A landscape with wildlife, or wildlife in a landscape? Either or I guess.
Many years ago I drove into this section of Crex Meadows Wildlife Area
(in the far northwest corner of Wisconsin), because I
spotted some Sandhill Cranes flying around above some fields.
When I got there, I forgot completely about the cranes, as I became
enchanted with the ethereal qualities of the grasses and other plants.
Came for the wildlife, stayed for the land. Sometimes good fortune
shines on us, and three cranes landed in the perfect location for a
“combo” image. Since the 1970s, one of my favorite types of nature
photos have been, landscapes with animals in them.
King or queen of the marsh?
You really don’t see Great Egrets high up in trees that often, but
when I have in the past, I always made pictures.
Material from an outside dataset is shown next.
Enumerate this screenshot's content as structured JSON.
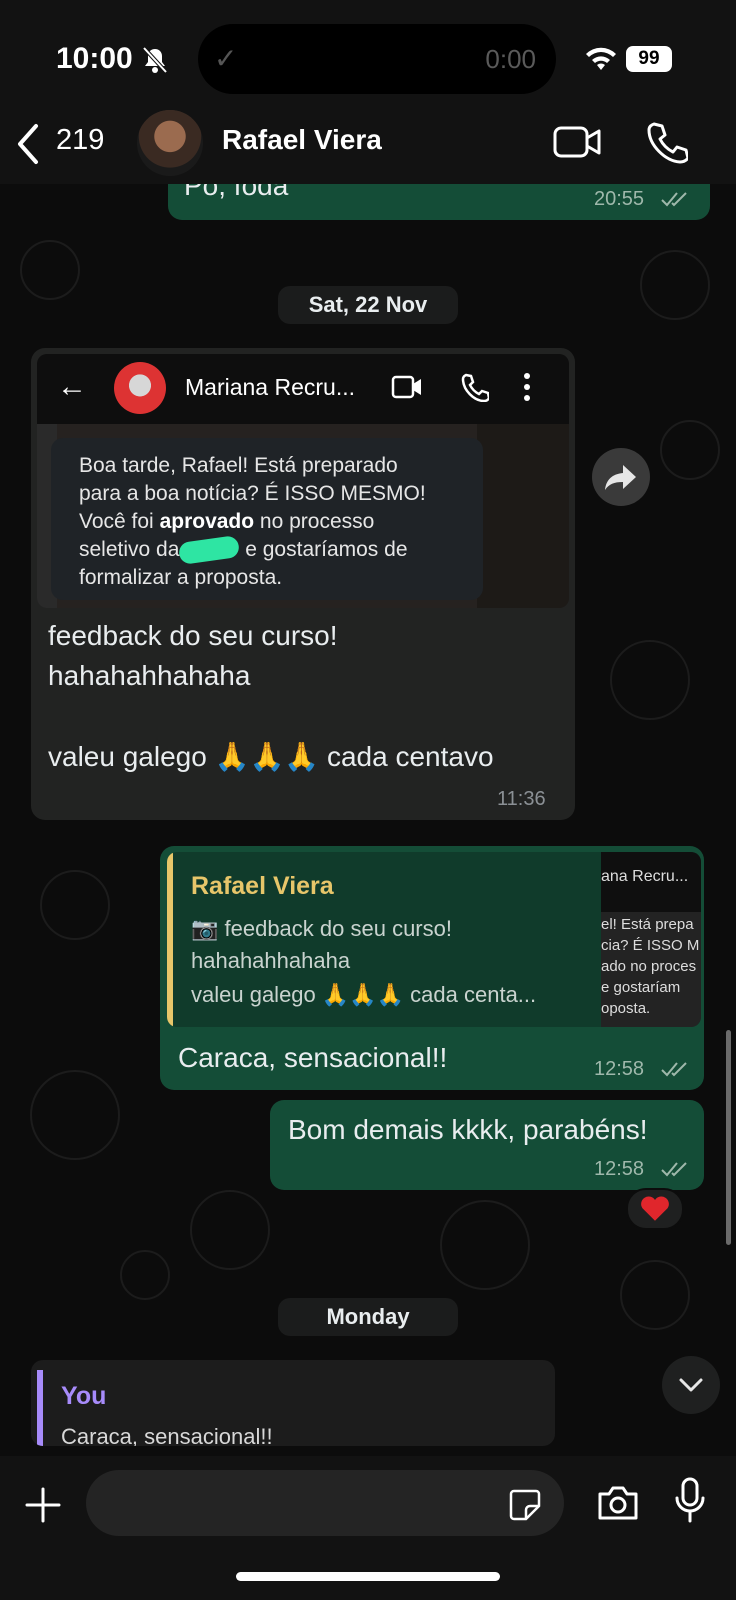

I would have liked
some weak, blue skies in the background, and the branches near the end
of the bird’s bill would be missing if I had a choice, but nature
photography is the domain of the opportunist, so I made the most of
I used my Nikon 500mm lens, resting on a pillow on the open window
area of my car. My shutter speed was 1/250th sec. and that is marginal
(no VR) so an F stop of f/11 was all I could muster. I would have
loved to have shot at f/22 and gotten those leaves in full sharpness.
This image is average and is only acceptable because those leaves are
behind the bird.
Keep your nose to the ground.
I caught this male Red Fox slinking around the edge of a harbor as
he was hunting. He did manage to catch a ground squirrel,
although, he unfortunately was a great deal always from me when that happened.
We always take what we get when we photograph wildlife but really,
almost everything they do is photographable.
I always photographed anything that might make an interesting picture, and that
certainly includes both wildflowers and domestic/cultivated types.
Tulips are not my favorite flowers, but they can make great pictures.
I used my 300mm macro lens for this image because I wanted a plain
uncomplicated (and shadowed) background. I did however, remove some background debris in the editing process. This picture fits the definition of “pop”!!
Many years ago, I was out in search of spring birds to photograph, and
decided to create an abstract view of the bark and some lichens on a nearby tree. I had my 500mm f4 with me and used that. I have made countless landscapes and many “macro type” images included abstracts, with that workhorse wildlife lens. I rarely gave up on an image because I did not feel I had the right lens with me.
I have never even reviewed this image on my computer since it was made
in June of 2009. While I was converting into jpg yesterday, I noticed
that there is actually a nail protruding in the upper third of the
photo. I am not sure whether I did not notice this when I made the
image, or I actually made the picture because of it. Either way, there
is always an image waiting for us to make.
Cya next time,